_TASK MATERIAL_:
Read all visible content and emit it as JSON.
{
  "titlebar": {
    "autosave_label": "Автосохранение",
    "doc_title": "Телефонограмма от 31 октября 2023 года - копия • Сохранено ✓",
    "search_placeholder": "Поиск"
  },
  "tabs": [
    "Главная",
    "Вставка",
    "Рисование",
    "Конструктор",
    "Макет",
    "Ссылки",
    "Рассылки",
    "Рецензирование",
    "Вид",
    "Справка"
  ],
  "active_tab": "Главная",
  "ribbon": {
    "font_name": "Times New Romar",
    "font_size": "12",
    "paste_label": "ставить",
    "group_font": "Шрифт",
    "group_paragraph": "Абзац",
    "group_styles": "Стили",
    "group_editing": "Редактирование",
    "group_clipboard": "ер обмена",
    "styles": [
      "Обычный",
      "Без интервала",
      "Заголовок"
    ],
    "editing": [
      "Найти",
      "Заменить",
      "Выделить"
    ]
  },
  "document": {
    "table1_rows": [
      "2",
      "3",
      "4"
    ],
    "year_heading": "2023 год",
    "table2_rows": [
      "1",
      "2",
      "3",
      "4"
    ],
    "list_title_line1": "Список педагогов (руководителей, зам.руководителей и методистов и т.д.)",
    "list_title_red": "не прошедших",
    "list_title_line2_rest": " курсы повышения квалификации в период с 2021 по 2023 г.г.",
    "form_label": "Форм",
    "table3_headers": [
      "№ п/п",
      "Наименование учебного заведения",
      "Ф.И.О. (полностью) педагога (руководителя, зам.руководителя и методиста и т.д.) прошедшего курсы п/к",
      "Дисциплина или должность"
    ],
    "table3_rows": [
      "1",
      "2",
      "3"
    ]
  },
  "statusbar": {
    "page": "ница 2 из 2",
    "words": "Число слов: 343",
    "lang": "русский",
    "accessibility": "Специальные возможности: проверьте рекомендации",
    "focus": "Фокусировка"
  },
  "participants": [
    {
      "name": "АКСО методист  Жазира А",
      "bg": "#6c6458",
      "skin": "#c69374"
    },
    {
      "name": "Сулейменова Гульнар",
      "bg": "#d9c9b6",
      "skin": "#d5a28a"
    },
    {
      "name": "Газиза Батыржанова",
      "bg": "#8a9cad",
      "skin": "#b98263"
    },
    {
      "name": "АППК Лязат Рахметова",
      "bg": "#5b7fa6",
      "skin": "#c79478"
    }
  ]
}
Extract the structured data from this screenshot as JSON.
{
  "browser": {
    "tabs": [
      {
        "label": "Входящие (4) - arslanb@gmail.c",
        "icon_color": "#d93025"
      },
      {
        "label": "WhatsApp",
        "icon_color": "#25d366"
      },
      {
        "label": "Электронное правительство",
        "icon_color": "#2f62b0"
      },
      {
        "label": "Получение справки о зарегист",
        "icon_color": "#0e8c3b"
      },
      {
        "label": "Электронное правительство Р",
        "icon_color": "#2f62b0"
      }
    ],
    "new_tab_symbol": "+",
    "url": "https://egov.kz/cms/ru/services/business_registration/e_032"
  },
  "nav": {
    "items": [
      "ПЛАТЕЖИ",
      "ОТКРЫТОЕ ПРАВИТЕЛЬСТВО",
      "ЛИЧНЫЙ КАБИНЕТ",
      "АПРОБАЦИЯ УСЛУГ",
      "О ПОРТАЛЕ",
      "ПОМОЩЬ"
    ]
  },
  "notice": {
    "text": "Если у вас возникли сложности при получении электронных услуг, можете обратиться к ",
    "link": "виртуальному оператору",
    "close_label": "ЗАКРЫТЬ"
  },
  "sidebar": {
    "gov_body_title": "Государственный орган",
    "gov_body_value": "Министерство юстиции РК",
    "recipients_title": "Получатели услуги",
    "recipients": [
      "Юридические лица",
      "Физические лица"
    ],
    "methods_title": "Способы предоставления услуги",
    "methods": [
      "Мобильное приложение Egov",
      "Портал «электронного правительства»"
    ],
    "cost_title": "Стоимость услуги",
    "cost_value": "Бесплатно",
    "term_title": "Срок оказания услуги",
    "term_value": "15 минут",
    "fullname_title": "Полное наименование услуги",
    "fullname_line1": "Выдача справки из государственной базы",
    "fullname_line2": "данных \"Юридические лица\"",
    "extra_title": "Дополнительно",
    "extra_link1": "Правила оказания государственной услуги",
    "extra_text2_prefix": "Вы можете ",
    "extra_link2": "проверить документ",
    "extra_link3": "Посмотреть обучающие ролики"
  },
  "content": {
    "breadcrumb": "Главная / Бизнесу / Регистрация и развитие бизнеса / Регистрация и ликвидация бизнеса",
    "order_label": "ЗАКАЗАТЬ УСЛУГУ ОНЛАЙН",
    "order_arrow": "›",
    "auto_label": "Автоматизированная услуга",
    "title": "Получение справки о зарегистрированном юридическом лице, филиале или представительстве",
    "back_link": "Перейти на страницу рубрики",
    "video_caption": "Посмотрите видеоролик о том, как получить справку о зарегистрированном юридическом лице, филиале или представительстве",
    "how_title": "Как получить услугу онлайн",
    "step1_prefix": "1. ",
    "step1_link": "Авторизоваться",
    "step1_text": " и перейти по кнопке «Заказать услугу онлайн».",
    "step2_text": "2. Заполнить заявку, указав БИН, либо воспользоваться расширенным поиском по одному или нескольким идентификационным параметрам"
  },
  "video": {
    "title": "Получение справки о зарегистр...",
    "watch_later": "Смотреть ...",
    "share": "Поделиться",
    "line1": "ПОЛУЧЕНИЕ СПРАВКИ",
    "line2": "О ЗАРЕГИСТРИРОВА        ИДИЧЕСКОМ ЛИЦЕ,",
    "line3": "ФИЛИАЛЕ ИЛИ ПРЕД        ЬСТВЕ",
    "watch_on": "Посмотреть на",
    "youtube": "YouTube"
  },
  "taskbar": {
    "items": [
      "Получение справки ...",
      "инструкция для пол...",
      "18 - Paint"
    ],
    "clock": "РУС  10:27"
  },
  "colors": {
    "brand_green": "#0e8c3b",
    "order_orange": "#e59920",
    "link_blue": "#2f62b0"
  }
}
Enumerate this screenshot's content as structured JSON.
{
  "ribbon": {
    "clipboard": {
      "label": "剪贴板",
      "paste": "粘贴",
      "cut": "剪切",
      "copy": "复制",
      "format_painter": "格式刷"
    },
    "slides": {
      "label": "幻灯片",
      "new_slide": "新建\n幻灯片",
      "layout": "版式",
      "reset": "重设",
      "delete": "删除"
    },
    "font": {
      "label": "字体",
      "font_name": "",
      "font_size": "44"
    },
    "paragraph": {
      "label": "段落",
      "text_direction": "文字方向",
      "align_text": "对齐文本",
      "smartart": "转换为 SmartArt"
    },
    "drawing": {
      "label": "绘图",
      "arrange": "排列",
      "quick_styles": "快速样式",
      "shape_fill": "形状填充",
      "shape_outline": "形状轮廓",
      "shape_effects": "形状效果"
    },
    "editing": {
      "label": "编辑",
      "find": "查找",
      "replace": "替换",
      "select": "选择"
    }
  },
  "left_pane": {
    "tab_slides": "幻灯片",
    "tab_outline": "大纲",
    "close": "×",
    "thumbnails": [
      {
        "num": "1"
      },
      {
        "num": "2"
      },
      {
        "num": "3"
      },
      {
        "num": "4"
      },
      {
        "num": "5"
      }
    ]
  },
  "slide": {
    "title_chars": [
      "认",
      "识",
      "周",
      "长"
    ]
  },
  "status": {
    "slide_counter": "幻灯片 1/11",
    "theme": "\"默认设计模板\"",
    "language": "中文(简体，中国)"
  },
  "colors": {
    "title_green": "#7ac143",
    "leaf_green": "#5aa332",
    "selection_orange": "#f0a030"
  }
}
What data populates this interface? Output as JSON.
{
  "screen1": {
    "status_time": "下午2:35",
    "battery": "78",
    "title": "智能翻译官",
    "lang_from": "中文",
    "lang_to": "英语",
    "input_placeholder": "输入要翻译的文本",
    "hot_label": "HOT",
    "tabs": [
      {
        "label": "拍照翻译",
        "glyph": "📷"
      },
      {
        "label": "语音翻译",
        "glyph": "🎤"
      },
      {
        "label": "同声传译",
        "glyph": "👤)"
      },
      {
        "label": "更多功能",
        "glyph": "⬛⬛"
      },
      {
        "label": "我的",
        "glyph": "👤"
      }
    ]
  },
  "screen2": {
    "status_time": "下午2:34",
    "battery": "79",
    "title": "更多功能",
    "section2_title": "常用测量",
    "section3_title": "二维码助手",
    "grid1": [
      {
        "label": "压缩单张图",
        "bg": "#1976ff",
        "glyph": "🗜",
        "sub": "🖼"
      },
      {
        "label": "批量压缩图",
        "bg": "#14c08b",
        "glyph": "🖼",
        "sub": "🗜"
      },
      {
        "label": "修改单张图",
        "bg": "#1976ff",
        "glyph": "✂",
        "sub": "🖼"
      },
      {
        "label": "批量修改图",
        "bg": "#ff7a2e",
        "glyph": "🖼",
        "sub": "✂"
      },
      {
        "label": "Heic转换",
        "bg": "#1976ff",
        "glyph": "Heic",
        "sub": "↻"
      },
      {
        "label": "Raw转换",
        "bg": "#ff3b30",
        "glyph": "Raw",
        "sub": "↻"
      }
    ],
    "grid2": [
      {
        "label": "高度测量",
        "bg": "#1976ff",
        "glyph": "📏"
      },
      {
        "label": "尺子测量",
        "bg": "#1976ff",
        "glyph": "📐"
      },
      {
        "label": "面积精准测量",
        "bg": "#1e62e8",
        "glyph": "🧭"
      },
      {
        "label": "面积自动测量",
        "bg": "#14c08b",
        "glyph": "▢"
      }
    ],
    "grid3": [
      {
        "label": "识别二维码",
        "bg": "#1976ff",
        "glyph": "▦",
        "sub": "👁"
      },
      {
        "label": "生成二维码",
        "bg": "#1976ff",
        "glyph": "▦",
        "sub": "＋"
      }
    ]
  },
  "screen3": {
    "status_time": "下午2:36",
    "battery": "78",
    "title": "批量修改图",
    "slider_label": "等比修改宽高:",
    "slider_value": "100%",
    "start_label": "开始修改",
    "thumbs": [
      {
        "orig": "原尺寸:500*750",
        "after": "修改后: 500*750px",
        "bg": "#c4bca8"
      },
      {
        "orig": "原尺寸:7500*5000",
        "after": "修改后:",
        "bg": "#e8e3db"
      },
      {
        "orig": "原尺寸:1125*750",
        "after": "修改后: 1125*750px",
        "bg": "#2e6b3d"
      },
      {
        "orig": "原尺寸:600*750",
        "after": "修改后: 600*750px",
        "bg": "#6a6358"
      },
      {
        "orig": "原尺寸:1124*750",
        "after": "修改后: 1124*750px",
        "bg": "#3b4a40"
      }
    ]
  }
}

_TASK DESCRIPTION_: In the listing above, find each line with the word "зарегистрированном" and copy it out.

_RESULT_:
    "title": "Получение справки о зарегистрированном юридическом лице, филиале или представительстве",
    "video_caption": "Посмотрите видеоролик о том, как получить справку о зарегистрированном юридическом лице, филиале или представительстве",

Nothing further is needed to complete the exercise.